→ HOW TO COMPLETE THIS TASK
Pick out each line of the records that includes the string "easy", and copy it.

→ RECORDS TO PROCESS
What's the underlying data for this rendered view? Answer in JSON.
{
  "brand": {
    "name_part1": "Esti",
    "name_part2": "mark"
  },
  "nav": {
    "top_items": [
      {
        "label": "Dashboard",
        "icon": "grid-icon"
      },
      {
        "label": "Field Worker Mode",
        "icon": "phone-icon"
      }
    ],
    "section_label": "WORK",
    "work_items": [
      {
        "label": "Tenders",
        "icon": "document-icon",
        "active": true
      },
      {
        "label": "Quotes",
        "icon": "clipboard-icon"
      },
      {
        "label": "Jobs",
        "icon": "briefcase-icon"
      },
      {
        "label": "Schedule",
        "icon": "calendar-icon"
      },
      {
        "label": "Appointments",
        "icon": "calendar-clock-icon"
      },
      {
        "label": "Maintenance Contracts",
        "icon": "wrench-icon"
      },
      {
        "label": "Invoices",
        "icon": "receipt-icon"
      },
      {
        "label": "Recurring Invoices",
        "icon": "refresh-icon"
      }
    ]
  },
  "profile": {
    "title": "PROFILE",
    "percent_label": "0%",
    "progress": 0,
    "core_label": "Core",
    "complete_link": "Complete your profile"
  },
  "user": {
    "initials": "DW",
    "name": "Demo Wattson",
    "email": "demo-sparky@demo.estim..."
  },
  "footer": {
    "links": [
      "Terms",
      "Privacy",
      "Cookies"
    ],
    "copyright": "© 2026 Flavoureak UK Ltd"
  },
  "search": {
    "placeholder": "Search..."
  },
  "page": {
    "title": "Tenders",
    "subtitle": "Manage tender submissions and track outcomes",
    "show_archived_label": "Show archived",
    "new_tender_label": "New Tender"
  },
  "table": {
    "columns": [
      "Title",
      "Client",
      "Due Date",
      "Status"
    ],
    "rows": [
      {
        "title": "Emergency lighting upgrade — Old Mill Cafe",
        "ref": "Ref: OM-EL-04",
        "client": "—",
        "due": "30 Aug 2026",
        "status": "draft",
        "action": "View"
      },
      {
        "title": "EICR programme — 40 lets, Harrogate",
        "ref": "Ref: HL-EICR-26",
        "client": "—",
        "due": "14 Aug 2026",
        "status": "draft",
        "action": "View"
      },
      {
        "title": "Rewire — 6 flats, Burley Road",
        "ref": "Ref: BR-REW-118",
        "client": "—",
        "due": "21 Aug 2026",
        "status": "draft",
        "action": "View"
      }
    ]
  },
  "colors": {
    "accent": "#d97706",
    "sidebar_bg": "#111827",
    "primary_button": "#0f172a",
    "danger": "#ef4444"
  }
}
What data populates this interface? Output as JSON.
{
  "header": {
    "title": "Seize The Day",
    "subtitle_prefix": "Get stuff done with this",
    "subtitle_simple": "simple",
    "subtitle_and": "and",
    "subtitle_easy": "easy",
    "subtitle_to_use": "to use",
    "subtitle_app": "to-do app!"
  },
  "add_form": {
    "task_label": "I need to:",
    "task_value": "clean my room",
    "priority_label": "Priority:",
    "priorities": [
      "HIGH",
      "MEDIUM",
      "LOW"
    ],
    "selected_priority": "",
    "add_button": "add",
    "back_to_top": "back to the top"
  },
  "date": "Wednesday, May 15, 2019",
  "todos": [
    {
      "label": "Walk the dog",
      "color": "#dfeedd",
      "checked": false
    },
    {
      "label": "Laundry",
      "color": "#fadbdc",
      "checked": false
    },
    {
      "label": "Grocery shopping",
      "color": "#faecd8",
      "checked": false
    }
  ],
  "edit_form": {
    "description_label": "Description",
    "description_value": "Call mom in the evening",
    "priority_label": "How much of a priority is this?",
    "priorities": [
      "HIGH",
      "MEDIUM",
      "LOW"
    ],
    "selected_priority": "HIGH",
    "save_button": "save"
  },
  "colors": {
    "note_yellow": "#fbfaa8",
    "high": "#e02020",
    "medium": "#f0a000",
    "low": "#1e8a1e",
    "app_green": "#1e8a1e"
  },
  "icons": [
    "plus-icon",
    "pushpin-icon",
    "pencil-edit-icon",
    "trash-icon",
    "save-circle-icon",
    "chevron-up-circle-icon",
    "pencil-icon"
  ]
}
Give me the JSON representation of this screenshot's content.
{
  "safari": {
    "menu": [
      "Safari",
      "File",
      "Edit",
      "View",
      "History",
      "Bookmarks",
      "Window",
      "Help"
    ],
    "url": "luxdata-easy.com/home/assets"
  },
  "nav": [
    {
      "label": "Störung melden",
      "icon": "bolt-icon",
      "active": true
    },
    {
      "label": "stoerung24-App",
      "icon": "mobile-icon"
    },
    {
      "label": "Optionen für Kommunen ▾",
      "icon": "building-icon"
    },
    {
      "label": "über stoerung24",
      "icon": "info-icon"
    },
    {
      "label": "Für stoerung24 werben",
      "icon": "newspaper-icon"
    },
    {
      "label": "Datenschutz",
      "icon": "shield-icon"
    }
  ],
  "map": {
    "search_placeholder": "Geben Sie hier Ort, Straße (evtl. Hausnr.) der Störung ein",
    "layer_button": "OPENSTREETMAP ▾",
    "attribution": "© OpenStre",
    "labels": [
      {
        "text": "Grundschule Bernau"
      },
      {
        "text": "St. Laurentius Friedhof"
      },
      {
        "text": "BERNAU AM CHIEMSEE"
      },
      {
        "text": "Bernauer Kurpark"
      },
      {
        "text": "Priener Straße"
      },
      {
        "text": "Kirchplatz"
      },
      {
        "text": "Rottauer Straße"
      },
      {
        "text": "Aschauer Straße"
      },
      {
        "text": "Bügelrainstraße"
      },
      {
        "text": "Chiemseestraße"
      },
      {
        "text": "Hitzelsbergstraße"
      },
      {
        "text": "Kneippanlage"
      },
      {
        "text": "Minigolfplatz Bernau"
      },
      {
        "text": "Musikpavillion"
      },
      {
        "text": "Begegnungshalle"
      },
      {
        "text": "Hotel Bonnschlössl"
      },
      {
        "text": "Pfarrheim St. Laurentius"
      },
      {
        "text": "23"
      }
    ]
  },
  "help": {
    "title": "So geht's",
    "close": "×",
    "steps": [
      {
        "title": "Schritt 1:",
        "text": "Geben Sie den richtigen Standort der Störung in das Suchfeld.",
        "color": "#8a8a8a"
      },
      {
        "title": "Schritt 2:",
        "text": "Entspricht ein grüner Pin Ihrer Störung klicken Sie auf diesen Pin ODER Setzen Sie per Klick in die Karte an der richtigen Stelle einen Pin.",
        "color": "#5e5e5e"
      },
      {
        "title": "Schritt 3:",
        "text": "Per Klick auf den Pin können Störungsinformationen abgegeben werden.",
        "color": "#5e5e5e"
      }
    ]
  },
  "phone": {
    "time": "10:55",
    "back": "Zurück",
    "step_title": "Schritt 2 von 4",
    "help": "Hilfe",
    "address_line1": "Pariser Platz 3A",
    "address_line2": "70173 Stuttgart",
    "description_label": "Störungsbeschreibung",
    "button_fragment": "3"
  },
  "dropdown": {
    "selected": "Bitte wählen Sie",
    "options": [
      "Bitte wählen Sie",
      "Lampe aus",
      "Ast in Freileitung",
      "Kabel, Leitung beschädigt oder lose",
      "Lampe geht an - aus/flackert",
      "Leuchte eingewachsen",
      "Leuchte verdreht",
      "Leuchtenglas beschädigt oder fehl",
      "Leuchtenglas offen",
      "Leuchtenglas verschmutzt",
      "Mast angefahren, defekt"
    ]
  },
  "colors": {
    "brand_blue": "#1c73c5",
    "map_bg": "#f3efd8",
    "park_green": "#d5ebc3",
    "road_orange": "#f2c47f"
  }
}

→ OUTPUT BELOW
    "subtitle_easy": "easy",
    "url": "luxdata-easy.com/home/assets"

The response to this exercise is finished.